The permission is not for yourself, it is for your child.  As an adult you can move whenever or wherever you choose. However, your child has two parents and neither parent has a unilateral right to move the child to a new location which would impact the other parent’s ability to maintain contact and/or their custody schedule with the child, regardless of whether an actual Custody Order was in place.

There are specific notice requirements and the burden is on the relocating parent to establish that the proposed relocation is in the child’s best interest. Failure to provide “reasonable notice” of a proposed relocation to the other parent can be considered as a factor in determining whether to grant permission for the relocation.  It can also be the basis for a finding of contempt and the imposition of sanctions against the parent proposing the relocation.

For other questions about child custody and family law, contact the lawyers at the Law Offices of Jennifer Courtney today.

 

GRANDPARENTS’ RIGHTS

QUESTION: AS A GRANDPARENT, DO I HAVE A RIGHT TO “VISITATION” OR PHYSICAL CUSTODY OF MY GRANDCHILD?

Yes, under certain circumstances, grandparents are given rights under Pennsylvania law to custody, “visitation” or partial physical custody of their grandchildren. In an ideal situation, a grandparent would “visit” with their grandchild during their own child’s parenting time.
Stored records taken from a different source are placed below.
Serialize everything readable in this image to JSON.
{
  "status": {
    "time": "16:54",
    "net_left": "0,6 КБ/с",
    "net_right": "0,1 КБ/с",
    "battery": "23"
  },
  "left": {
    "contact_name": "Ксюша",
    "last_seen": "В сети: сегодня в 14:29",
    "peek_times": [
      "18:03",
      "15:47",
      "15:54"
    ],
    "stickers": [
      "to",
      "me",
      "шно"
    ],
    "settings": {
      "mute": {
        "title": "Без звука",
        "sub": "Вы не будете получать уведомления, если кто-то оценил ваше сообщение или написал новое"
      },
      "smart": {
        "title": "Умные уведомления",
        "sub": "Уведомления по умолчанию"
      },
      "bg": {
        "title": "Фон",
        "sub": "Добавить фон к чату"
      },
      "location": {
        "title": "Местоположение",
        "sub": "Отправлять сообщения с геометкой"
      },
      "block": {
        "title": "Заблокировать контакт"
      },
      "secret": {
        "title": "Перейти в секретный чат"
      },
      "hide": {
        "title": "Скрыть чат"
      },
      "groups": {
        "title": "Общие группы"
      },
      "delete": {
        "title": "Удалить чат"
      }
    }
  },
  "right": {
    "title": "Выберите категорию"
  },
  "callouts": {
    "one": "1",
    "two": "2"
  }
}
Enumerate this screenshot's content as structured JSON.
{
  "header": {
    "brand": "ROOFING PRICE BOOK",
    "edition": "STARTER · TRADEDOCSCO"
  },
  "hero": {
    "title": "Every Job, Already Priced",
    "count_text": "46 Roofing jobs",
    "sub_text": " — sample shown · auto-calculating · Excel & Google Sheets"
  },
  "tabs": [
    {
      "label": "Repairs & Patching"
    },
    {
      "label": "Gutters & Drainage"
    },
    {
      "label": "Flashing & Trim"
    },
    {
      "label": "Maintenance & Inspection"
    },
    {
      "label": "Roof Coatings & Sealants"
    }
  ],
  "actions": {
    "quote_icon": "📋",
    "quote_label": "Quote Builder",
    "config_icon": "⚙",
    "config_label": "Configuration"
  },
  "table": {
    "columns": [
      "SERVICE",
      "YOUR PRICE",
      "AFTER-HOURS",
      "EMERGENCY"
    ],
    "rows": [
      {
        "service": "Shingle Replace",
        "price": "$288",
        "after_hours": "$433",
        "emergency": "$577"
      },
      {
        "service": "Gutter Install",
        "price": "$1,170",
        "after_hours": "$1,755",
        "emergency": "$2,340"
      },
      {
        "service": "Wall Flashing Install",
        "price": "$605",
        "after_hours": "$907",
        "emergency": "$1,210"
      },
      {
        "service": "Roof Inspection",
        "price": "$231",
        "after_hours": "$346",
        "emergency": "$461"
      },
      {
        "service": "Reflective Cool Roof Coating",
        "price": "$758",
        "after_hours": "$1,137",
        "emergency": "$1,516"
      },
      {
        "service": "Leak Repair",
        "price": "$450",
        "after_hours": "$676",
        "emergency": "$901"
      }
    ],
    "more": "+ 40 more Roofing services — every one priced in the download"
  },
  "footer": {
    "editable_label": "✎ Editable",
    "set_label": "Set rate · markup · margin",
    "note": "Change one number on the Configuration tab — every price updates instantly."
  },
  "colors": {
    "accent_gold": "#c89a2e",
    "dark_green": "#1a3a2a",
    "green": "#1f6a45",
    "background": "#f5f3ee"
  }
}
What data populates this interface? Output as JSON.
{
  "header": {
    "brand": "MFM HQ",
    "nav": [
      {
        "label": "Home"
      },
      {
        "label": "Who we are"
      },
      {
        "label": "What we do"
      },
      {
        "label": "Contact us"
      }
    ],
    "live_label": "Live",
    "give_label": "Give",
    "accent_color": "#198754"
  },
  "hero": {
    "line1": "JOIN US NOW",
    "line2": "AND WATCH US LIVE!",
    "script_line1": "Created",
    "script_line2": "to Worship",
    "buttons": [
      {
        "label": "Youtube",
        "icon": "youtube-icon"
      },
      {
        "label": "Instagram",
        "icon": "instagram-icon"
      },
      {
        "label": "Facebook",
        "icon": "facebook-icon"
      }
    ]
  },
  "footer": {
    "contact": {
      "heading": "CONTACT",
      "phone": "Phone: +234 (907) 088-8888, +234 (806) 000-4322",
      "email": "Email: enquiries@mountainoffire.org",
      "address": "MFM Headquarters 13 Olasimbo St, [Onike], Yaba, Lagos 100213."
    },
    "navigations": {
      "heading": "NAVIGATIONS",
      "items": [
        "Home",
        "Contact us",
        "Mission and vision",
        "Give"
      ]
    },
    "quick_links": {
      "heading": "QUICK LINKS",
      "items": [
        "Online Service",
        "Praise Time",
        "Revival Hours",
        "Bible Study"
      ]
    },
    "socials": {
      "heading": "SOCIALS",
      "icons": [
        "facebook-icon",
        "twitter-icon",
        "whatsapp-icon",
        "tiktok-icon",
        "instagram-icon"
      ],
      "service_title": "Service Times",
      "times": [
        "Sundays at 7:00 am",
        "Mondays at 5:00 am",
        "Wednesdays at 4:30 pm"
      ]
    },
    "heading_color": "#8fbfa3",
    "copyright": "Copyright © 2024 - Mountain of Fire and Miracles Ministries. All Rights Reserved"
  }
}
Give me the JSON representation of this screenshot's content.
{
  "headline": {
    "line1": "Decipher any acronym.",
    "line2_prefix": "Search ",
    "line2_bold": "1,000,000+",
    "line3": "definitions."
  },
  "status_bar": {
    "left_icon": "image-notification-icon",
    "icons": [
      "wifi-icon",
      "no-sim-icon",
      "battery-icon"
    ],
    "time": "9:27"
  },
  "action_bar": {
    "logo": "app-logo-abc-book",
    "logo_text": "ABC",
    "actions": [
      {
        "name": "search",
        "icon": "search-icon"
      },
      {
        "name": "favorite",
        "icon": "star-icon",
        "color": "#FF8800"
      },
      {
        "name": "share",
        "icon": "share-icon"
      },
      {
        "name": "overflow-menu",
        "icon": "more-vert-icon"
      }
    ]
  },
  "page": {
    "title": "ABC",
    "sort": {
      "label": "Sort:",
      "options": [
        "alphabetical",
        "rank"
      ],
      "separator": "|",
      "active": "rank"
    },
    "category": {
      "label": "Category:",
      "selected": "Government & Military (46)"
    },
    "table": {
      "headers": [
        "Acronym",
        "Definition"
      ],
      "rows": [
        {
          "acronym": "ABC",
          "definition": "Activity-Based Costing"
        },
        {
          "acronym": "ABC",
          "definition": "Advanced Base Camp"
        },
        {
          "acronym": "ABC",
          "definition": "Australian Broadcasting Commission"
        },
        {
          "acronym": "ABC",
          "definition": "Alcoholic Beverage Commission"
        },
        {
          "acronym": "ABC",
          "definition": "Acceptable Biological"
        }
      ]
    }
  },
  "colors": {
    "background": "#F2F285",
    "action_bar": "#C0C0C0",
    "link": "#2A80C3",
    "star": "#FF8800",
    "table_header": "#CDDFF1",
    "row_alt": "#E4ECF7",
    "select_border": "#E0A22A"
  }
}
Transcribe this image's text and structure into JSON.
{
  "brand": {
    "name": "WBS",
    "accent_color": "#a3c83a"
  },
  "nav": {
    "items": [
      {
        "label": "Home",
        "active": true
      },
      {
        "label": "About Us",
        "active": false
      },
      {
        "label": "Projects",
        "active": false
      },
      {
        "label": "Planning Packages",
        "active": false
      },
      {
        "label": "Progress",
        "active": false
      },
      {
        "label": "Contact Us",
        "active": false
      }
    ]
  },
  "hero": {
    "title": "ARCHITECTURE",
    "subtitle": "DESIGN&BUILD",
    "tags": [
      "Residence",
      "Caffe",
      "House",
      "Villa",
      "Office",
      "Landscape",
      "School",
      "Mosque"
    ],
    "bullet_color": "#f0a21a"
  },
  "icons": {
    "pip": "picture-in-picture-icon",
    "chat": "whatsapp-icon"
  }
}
If their own child is deceased, or the parents of the grandchild are separated, or involved in a divorce proceeding, the grandparent’s ability to “visit” with the grandchild may be impacted and the grandparent may then file their own separate action for partial or supervised “visitation” or partial physical custody of the grandchild.

If the grandchild has lived with the grandparent for a period of at least twelve (12) months, the grandparent may have additional rights, but they must file for physical custody within certain time restrictions once the child has been removed.

In cases where the grandchild as been determined to be “dependent” (without proper parental control and/or care) or “at risk” of abuse or neglect, a grandparent who is willing to assume responsibility for the grandchild can file for any form of physical or legal custody.

For other questions about child custody and family law, contact the lawyers at the Law Offices of Jennifer Courtney today.